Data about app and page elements

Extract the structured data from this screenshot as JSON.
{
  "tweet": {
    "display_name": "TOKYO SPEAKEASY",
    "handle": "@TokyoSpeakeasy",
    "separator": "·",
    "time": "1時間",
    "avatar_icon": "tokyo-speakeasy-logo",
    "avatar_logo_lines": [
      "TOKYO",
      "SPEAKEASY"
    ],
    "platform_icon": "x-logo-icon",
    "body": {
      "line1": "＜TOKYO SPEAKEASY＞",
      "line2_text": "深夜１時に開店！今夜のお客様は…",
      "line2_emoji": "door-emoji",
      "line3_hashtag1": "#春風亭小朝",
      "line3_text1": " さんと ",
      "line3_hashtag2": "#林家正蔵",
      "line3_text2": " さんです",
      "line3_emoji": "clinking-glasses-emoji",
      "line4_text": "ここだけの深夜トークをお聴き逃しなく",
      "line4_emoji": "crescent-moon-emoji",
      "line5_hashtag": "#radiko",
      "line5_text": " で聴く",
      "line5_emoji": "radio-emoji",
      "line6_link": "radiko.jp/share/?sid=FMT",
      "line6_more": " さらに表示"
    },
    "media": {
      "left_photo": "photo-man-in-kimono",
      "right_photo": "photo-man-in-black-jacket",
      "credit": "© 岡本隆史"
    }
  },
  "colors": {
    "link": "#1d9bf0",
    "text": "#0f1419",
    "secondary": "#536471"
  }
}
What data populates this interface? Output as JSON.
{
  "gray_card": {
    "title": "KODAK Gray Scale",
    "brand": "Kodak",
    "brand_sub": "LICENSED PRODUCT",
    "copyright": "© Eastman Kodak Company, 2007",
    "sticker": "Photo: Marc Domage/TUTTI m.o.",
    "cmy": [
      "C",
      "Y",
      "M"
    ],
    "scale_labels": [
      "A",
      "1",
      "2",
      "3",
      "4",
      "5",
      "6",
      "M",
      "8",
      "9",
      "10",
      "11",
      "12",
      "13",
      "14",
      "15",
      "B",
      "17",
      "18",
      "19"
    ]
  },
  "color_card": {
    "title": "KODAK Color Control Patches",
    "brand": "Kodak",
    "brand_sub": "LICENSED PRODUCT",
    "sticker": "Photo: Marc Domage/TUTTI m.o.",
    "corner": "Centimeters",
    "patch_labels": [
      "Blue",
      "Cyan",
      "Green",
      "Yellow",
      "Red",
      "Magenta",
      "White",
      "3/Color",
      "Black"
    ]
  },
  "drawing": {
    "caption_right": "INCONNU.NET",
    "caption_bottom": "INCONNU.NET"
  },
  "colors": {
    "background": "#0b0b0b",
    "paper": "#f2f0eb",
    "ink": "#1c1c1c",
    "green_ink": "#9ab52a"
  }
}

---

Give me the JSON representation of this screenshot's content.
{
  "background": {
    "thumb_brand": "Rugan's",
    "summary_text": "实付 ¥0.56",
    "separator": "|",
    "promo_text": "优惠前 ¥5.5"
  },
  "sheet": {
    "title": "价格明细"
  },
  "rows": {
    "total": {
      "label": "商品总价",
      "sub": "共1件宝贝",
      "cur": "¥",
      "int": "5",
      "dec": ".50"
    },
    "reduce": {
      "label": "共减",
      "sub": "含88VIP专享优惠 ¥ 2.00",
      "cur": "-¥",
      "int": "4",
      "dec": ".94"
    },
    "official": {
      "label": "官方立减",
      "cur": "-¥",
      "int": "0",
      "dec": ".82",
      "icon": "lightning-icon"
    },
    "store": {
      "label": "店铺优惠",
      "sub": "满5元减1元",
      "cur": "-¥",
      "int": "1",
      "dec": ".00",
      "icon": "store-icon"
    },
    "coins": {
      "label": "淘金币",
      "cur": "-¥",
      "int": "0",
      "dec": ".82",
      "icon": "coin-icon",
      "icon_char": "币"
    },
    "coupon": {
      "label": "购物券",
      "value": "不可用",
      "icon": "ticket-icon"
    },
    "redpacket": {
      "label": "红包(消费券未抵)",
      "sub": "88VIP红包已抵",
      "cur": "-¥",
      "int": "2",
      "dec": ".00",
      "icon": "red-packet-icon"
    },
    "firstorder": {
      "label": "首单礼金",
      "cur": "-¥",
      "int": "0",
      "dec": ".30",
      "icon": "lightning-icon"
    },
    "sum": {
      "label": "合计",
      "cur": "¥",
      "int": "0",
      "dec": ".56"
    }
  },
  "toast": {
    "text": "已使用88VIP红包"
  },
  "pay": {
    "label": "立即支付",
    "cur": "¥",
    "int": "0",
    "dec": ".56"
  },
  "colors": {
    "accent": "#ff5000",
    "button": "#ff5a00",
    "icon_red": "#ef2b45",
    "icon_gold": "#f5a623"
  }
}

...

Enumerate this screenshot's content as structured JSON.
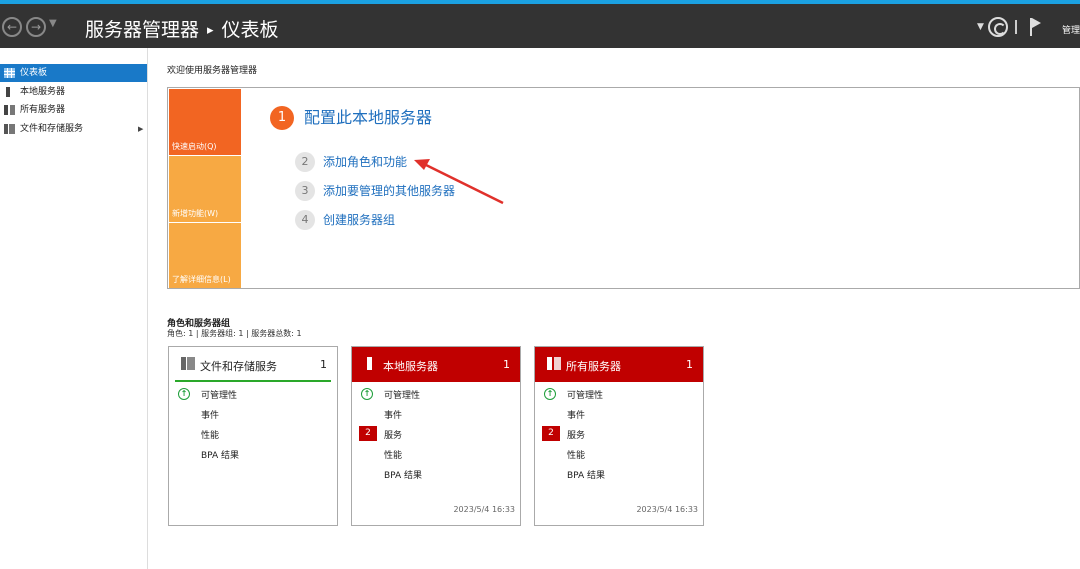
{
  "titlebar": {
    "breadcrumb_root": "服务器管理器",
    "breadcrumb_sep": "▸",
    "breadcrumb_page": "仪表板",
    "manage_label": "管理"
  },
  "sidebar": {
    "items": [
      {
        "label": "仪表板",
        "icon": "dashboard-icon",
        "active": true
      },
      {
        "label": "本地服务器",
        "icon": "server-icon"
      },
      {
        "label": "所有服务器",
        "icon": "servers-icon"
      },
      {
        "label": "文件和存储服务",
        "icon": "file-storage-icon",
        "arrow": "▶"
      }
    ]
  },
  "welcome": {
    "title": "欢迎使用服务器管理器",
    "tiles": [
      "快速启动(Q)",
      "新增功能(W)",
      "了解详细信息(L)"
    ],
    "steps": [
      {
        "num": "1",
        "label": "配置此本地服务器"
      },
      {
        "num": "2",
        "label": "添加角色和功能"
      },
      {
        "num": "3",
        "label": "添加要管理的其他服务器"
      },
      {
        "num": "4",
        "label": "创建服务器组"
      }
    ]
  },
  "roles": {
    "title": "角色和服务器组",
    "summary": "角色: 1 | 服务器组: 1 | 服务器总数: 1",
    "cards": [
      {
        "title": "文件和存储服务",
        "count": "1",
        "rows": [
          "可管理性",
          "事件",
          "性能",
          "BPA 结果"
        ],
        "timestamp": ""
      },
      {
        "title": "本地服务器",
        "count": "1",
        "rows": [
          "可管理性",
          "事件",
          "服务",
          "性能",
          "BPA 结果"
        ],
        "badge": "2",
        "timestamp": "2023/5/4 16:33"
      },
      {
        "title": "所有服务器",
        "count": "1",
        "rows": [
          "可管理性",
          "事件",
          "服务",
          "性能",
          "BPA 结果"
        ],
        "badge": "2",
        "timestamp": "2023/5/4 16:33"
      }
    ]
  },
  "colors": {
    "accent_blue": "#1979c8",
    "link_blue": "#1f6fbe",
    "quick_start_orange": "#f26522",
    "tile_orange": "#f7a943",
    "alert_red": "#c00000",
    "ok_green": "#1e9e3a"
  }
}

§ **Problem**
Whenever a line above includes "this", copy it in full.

§ **Expected output**
Extract the structured data from this screenshot as JSON.
What data populates this interface? Output as JSON.
Give me the JSON representation of this screenshot's content.
Enumerate this screenshot's content as structured JSON.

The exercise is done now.